Editor's note: Every weekday, CNN focuses on a handful of people in the news. This is a chance to find out more about what they've done -- good or bad -- what they've said or what they believe, and why we think they're intriguing.
(CNN) -- Sen. Chris Dodd
The five-term Connecticut Democrat announced today that he will not seek re-election. Dodd, 65, has been winning congressional elections in his state since 1974, but he's recently been considered one of the most vulnerable Democrats seeking re-election in 2010. He has been criticized for ties to the financial industry, and several formidable challengers have been vying to challenge him in the November election.
The senator was criticized last year for his role in handing out big bonuses at American International Group after the insurance giant received taxpayer bailout money. Dodd initially denied having anything to do with AIG paying out millions in bonuses, then later acknowledged his role.
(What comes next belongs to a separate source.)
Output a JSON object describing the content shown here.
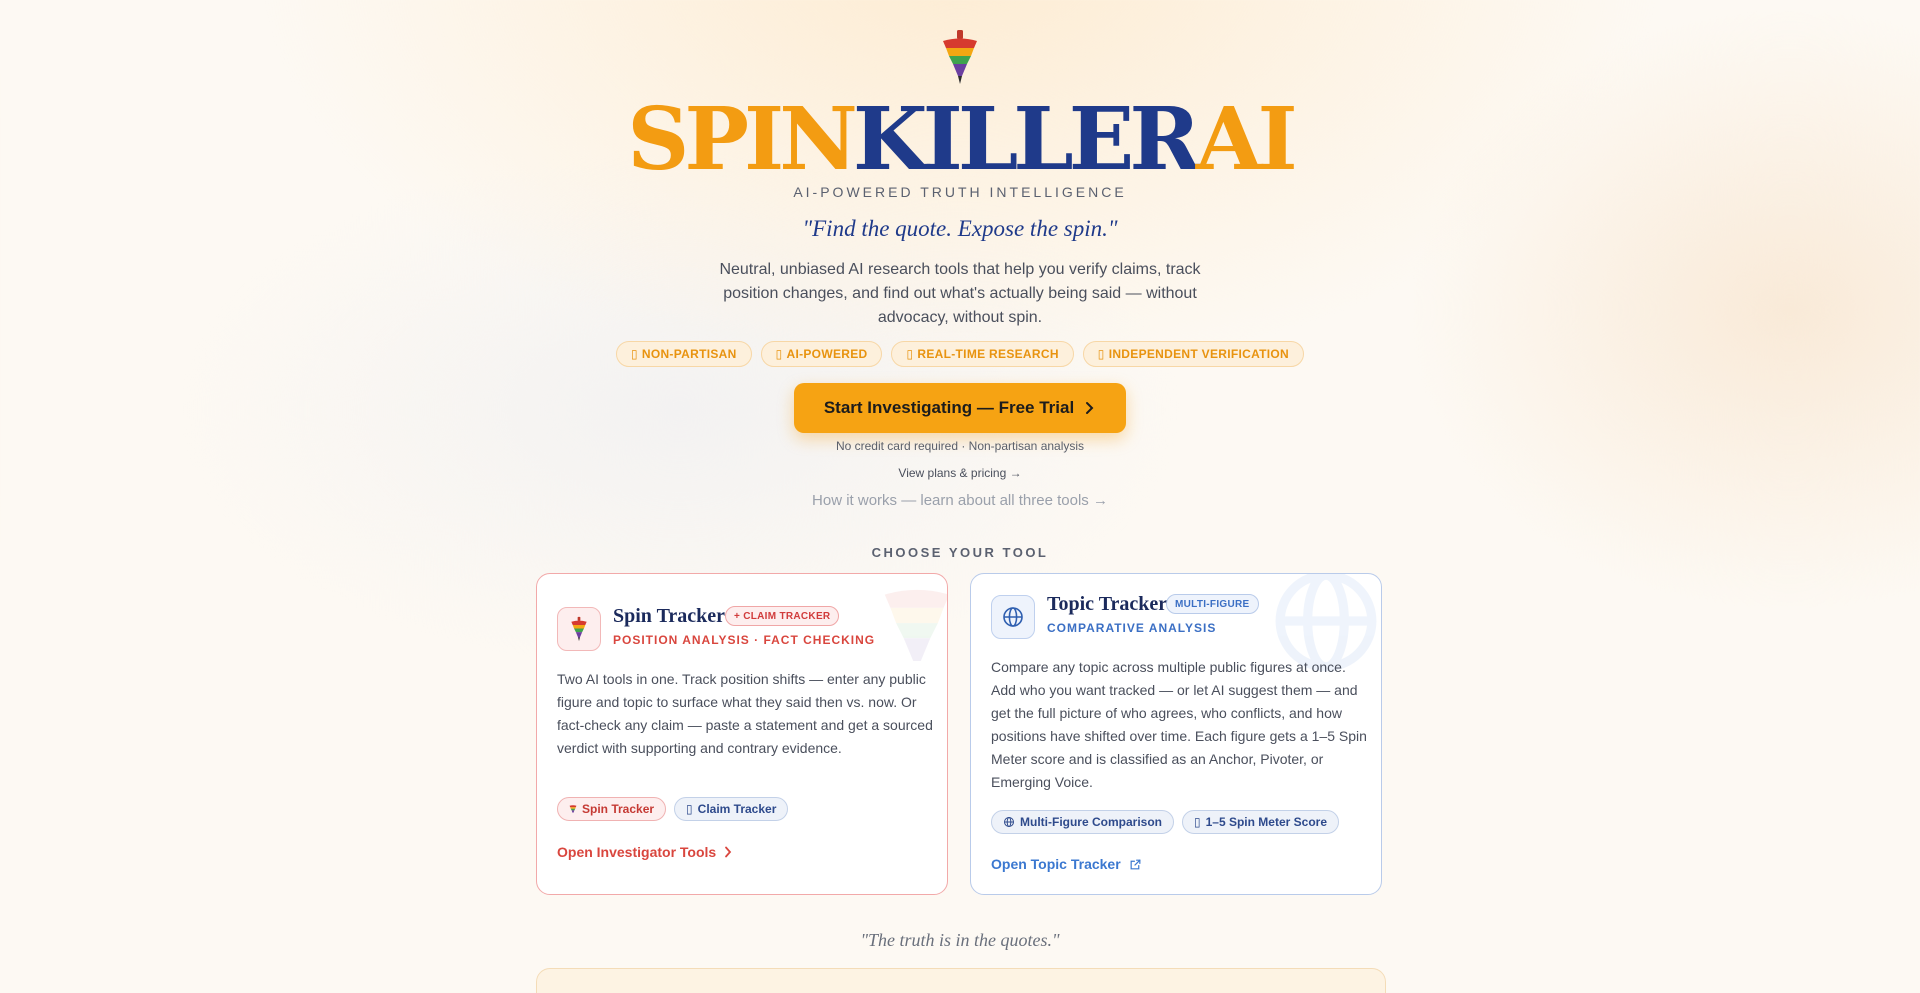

Sen. Byron Dorgan of North Dakota, a Democrat who has served in Congress for nearly 30 years, announced Tuesday he won't run again this year.
The newly-confirmed U.S. attorney for the Eastern District of Michigan will oversee the upcoming prosecution of Umar Farouk AbdulMutallab, the Nigerian man who allegedly concealed bomb-making ingredients in his underwear on Northwest Airlines Flight 253 and started a fire as the plane came in for landing in Detroit, Michigan, on Christmas Day.
McQuade, who was confirmed by the U.S. Senate on Christmas Eve, started work this week. The Detroit News reports that McQuade has handled high-profile cases before, prosecuting Detroit-area people accused of spying for the late Iraqi dictator Saddam Hussein.
On August 6, 1945, Yamaguchi was a 29-year-old engineer, preparing to leave Hiroshima, Japan, where he had been on a business trip. That morning, the crew of an American B-29 bomber, the Enola Gay, dropped an atomic bomb on the city, killing some 140,000 people.
Yamaguchi suffered burns but survived, and made his way back home to Nagasaki -- just one day before another B-29 crew dropped another atomic bomb on that city on August 9, resulting in another 70,000 deaths.
The New York Times reports that Yamaguchi, recognized as the only official survivor of both bombings, died on Monday in Nagasaki of stomach cancer at the age of 93.
The public will get the other side of the story of South Carolina Gov. Mark Sanford's sex scandal sooner than anticipated -- the publishing date of a memoir by the governor's estranged wife, Jenny Sanford, has been moved up. Her book, "Staying True," will now hit bookstores on February 5 instead of the original April release date, the book's publisher, Ballantine Books, announced Tuesday.
Jenny Sanford landed the book deal in September, a few months after her husband admitted having an affair with an Argentine woman. In December, she released a statement saying she was filing for divorce "after many unsuccessful efforts at reconciliation."
According to a synopsis of the 240-page book on the publisher's Web site, Jenny Sanford's memoir "reveals the private ordeal behind her very public betrayal -- and offers inspiration for anyone struggling to keep faith during life's most trying times."
Move over Julia Roberts, Meryl Streep, Katherine Hepburn and Greta Garbo. Variety reports that Bullock made box-office history this past weekend. Her film "The Blind Side" has taken in more than $200 million domestically, which means it's the first movie driven solely by a female star to reach that mark.
The movie, based on a true story, tells the story of a homeless teenager who becomes a standout football player with the help of Bullock's character.
What makes a person intriguing?
There are people who enter the news cycle every day because their actions or decisions are new, important or different. Others are in the news because they are the ones those decisions affect. And there are a number of people who are so famous or controversial that anything they say or do becomes news.
Some of these people do what we expect of them: They run for office, pass legislation, start a business, get hired or fired, commit a crime, make an arrest, get in accidents, hit a home run, overthrow a government, fight wars, sue an opponent, put out fires, prepare for hurricanes and cavort with people other than their spouses. They do make news, but the action is usually more important than who is involved in the story.
But every day, there are a number of people who become fascinating to us -- by virtue of their character, how they reached their decision, how they behaved under pressure or because of the remarkable circumstances surrounding the event they are involved in.
They arouse our curiosity. We hear about them and want to know more. What they have done or said stimulates conversations across the country. At times, there is even a mystery about them. What they have done may be unique, heroic, cowardly or ghastly, but they capture our imaginations. We want to know what makes them tick, why they believe what they do, and why they did what they did. They intrigue us.